**What to do:** Whenever a line in the data holds the string "date", copy that line.

* * *

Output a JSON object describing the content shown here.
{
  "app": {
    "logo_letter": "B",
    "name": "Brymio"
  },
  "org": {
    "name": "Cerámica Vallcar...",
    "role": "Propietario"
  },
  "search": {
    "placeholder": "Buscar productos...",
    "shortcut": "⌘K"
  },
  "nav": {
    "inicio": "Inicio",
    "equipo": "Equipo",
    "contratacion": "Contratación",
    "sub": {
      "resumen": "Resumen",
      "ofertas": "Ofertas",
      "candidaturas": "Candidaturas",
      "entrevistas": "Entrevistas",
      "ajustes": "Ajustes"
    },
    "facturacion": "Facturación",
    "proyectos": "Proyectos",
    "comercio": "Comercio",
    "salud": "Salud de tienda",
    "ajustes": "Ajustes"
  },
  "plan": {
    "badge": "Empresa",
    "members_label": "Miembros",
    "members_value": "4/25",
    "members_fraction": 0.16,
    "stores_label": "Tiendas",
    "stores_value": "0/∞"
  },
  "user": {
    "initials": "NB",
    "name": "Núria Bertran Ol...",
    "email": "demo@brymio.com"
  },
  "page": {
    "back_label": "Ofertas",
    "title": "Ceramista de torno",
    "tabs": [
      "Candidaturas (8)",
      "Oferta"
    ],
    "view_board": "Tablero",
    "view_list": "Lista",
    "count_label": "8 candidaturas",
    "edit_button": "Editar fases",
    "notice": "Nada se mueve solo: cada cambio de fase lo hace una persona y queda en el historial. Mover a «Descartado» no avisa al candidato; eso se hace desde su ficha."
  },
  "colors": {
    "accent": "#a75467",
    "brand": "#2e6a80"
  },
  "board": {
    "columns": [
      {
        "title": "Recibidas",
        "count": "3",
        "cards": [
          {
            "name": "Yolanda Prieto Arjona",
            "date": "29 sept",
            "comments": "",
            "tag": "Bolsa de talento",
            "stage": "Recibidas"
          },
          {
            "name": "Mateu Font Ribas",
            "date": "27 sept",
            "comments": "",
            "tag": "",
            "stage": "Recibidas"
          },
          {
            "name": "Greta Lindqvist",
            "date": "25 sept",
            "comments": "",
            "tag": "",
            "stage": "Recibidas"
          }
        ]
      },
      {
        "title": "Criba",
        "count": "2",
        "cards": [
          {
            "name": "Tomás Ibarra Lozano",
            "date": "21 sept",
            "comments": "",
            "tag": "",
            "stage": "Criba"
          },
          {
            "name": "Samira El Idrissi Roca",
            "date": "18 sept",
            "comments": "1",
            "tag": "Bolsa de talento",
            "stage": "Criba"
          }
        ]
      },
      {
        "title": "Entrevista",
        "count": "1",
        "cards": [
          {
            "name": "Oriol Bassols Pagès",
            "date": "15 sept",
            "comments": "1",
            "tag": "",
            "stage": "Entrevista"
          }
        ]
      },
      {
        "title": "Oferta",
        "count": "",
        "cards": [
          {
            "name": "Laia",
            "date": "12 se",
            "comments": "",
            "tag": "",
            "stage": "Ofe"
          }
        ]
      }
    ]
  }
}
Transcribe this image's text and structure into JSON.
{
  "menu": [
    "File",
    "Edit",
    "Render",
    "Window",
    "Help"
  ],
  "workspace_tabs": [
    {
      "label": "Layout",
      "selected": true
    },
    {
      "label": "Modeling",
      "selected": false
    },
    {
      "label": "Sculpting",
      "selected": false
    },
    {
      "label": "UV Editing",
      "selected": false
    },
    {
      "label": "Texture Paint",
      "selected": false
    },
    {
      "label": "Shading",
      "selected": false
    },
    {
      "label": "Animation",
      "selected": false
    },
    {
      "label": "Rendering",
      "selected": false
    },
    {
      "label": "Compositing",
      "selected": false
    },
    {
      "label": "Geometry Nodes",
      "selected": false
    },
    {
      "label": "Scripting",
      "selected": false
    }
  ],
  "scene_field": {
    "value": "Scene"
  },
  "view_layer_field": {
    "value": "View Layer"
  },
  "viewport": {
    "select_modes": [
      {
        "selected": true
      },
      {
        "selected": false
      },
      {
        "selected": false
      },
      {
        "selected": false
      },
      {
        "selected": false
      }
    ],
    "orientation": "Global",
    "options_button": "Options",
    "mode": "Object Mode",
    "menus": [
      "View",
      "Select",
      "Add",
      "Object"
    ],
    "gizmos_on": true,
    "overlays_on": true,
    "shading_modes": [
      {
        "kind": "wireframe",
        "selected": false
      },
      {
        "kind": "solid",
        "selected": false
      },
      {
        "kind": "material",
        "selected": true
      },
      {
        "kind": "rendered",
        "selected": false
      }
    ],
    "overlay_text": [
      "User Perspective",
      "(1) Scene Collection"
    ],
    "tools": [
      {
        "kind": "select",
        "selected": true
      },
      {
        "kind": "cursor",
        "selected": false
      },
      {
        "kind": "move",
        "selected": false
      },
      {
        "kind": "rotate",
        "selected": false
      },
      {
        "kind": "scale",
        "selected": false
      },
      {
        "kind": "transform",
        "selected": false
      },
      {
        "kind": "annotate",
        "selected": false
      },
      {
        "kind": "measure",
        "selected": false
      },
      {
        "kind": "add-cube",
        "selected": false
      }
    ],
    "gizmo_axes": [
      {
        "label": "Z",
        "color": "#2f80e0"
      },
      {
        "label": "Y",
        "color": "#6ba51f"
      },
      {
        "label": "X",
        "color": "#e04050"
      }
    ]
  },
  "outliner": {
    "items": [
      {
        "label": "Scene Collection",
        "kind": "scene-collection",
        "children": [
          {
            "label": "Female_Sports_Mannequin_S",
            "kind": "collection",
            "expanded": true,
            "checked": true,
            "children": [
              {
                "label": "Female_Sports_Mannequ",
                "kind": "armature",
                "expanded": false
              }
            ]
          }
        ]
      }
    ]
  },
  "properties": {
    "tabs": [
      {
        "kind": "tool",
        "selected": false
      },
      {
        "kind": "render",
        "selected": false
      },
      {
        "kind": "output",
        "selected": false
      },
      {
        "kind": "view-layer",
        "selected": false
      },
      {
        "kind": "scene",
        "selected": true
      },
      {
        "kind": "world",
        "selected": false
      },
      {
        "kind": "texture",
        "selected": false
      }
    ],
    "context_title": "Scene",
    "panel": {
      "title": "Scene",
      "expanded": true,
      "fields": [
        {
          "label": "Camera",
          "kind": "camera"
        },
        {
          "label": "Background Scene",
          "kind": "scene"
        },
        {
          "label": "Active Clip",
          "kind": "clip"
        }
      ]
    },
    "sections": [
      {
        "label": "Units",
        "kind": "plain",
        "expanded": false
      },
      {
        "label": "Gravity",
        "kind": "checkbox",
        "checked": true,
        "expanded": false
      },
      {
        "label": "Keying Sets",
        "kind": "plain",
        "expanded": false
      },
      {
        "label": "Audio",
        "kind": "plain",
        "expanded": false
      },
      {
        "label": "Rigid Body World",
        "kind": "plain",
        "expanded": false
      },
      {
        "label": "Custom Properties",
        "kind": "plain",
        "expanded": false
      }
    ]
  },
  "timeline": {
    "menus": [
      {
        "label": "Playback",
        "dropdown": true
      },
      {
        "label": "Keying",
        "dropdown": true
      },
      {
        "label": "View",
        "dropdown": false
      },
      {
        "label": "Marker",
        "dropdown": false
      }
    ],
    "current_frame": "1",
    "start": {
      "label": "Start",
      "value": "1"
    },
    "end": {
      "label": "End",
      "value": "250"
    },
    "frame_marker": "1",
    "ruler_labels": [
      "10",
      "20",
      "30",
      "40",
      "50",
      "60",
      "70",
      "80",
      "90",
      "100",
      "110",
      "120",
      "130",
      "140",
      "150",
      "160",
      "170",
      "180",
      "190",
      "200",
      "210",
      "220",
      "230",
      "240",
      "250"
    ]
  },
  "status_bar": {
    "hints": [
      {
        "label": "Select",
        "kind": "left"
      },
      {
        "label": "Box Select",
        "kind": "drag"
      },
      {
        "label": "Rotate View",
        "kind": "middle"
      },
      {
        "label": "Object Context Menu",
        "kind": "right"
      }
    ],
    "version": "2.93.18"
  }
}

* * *

**Solution below:**
            "date": "29 sept",
            "date": "27 sept",
            "date": "25 sept",
            "date": "21 sept",
            "date": "18 sept",
            "date": "15 sept",
            "date": "12 se",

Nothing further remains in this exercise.